Finally, the ethos of what Khan is doing is something admirable, and which we can all relate aspects of to our own storylines to. So we listen to him.

There is likely to be a need to stimulate video-based learning but to have criteria for what might be effective and what might not be. There may be a way of looking at video-based learning from the angle of its positioning and the ways in which individuals perform their knowledge through the technology that can help us make these judgements. But the insight into the importance of positioning belongs to our work on IMS Learning Design, because having attempted to distil the essence of learning into sequences of activities, we realised what was missing, and what it was that teachers actually do with their students.

Finally, here's my bit of 'positioning': my own revealing of self through marking the iTEC deliverable document (which is driving me crazy) and my improvisation. I wonder if revealing improvisations through video might also be a way of positioning people in empowering ways...

Monday, 1 August 2011

Attachment and Anticipation

Had a great trip to Nottingham to chat to @sciencematters today about Positioning Theory, Rom Harré, educational technology and teaching and learning in general. On the way down, I got much deeper into Leydesdorff's work on the 'Triple Helix' relationship between University, Government and Industry. Leydesdorff identifies a clear role for 'anticipatory systems' in the architecture of the 'knowledge-based economy', and he has been experimenting with mechanisms of anticipation (basically where the 'clock speed' of an observer is faster than the 'clock speed' of observations, so that projections of future events can be produced and evaluated in anticipation of them happening.)

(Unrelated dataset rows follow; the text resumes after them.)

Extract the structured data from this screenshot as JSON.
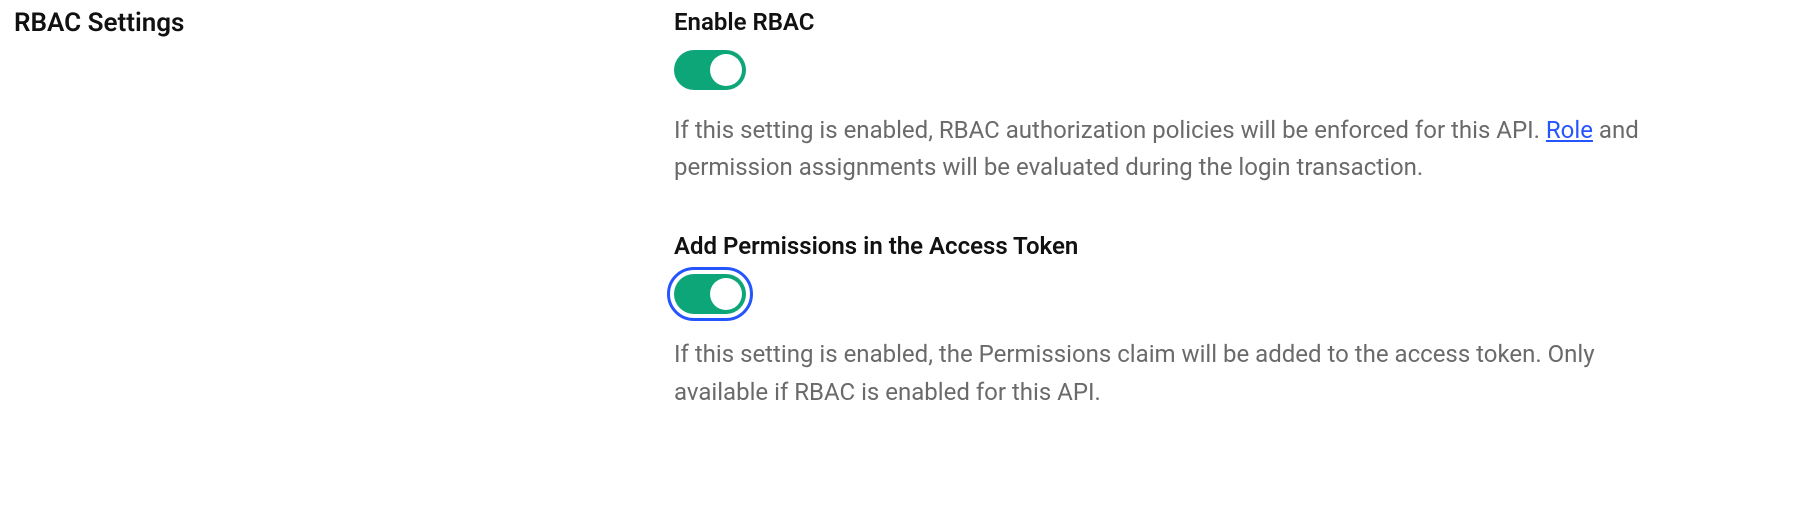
{
  "section": {
    "title": "RBAC Settings"
  },
  "settings": {
    "enable_rbac": {
      "label": "Enable RBAC",
      "enabled": true,
      "desc_before": "If this setting is enabled, RBAC authorization policies will be enforced for this API. ",
      "link_text": "Role",
      "desc_after": " and permission assignments will be evaluated during the login transaction."
    },
    "add_permissions": {
      "label": "Add Permissions in the Access Token",
      "enabled": true,
      "description": "If this setting is enabled, the Permissions claim will be added to the access token. Only available if RBAC is enabled for this API."
    }
  },
  "colors": {
    "toggle_on": "#0ca678",
    "focus_ring": "#2555ff",
    "text_muted": "#6a6a6a"
  }
}
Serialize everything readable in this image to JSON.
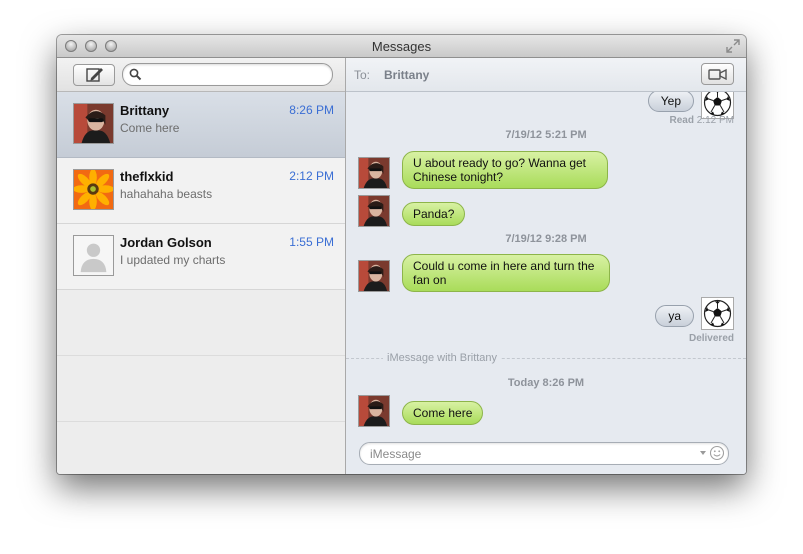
{
  "window": {
    "title": "Messages"
  },
  "sidebar": {
    "search_placeholder": "",
    "conversations": [
      {
        "name": "Brittany",
        "time": "8:26 PM",
        "preview": "Come here",
        "selected": true
      },
      {
        "name": "theflxkid",
        "time": "2:12 PM",
        "preview": "hahahaha beasts",
        "selected": false
      },
      {
        "name": "Jordan Golson",
        "time": "1:55 PM",
        "preview": "I updated my charts",
        "selected": false
      }
    ]
  },
  "header": {
    "to_label": "To:",
    "recipient": "Brittany"
  },
  "transcript": {
    "top_sent": {
      "text": "Yep",
      "status_label": "Read",
      "status_time": "2:12 PM"
    },
    "stamp1": "7/19/12 5:21 PM",
    "msg1_line1": "U about ready to go?  Wanna get",
    "msg1_line2": "Chinese tonight?",
    "msg2": "Panda?",
    "stamp2": "7/19/12 9:28 PM",
    "msg3_line1": "Could u come in here and turn the",
    "msg3_line2": "fan on",
    "sent2": {
      "text": "ya",
      "status_label": "Delivered"
    },
    "divider_label": "iMessage with Brittany",
    "stamp3": "Today 8:26 PM",
    "msg4": "Come here"
  },
  "composer": {
    "placeholder": "iMessage"
  },
  "colors": {
    "accent_time": "#3a6ed4",
    "incoming_bubble": "#a9dc5a",
    "outgoing_bubble": "#c9d0da"
  }
}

One topic of conversation with @sciencematters was the nature of Harré's 'storylines' in his positioning triangle (see below). The question that emerged for me was "is a storyline an anticipatory system?". I think this could well be the case, but how might it be modelled?

Here I have some further thoughts on the model of anticipation that I think Leydesdorff has in mind, because it doesn't really engage with the problem of memory and the way that memory engages with the 'internal conversation'. If we just talk in terms of 'storage' then we're down a road of mentalism/cognitivism, which I think is simply incorrect.

My thoughts on this are that Bowlby's 'relationship control system' model might help out, and that memory might be characterised as a process of maintaining sets of attachments. Indeed, if the links between the nodes of Harré's triangle were to be labelled, then I would say that between 'storylines' and 'positions', there are attachments; between 'storylines' and 'speech acts' there are judgements, and between 'speech acts' and 'positions' there are 'communications'. This maps onto Luhmann's distinctions between psychic and social systems quite nicely too, which helps because Luhmann maps out the specifics of the selection processes of making an utterance and interpreting a communication (which provides a nice hook back to Leydesdorff!)

I was originally planning an extension to my NetLogo model by adding 'objects of attachment' which 'shadowed' the agents. I might still do this, but there's a question (as with all agent-based modelling) as to how it might be interpreted. On the one hand, these objects of attachment (shadow agents) might be used to model the interations with the real world, and project future likely interactions. That would tie nicely in with the idea of positioning as 'steering'. But I'm not sure it's really like that.

What I suspect happens is that our continual interaction with the objects to which we are attached actually serves as a regulating mechanism the product of whose operation is the generation of rational narratives and the process of deliberation as to the next communications to utter. That explains to me why diseases like Alzheimers appear to cause 'memory loss', when in fact what it does is to break the regulatory mechanisms so that attachments cannot be maintained.

But the generation of anticipatory narratives from attachments is much harder to model.. I'll have to play with that one!